## Page and application data records:
- - - - - - -

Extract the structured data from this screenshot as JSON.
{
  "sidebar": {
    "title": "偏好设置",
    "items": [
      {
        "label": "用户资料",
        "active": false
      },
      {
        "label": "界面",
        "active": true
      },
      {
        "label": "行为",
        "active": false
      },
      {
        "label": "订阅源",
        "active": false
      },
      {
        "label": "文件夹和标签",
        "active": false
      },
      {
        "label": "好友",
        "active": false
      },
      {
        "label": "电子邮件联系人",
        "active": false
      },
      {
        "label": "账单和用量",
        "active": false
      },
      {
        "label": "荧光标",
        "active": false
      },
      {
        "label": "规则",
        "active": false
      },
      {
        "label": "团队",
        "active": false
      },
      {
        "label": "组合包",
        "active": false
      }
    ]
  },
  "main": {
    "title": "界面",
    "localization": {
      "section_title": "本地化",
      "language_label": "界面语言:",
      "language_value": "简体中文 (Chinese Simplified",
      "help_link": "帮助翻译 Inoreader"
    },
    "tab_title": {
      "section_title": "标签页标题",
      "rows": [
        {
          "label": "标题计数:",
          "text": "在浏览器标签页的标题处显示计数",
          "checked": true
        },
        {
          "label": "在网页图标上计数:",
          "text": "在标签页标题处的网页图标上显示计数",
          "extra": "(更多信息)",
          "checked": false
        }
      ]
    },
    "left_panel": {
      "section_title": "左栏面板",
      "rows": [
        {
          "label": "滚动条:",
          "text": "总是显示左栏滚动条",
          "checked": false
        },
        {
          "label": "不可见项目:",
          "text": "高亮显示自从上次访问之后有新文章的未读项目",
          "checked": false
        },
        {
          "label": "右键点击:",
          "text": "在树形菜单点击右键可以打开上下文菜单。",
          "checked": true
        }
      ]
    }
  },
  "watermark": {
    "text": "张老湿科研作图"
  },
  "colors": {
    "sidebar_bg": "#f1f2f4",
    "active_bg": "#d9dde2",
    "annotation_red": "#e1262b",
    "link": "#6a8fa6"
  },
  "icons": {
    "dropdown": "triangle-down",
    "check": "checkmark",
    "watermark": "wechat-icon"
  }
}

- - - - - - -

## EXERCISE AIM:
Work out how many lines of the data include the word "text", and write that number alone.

## ANSWER TO THIS EXERCISE:
6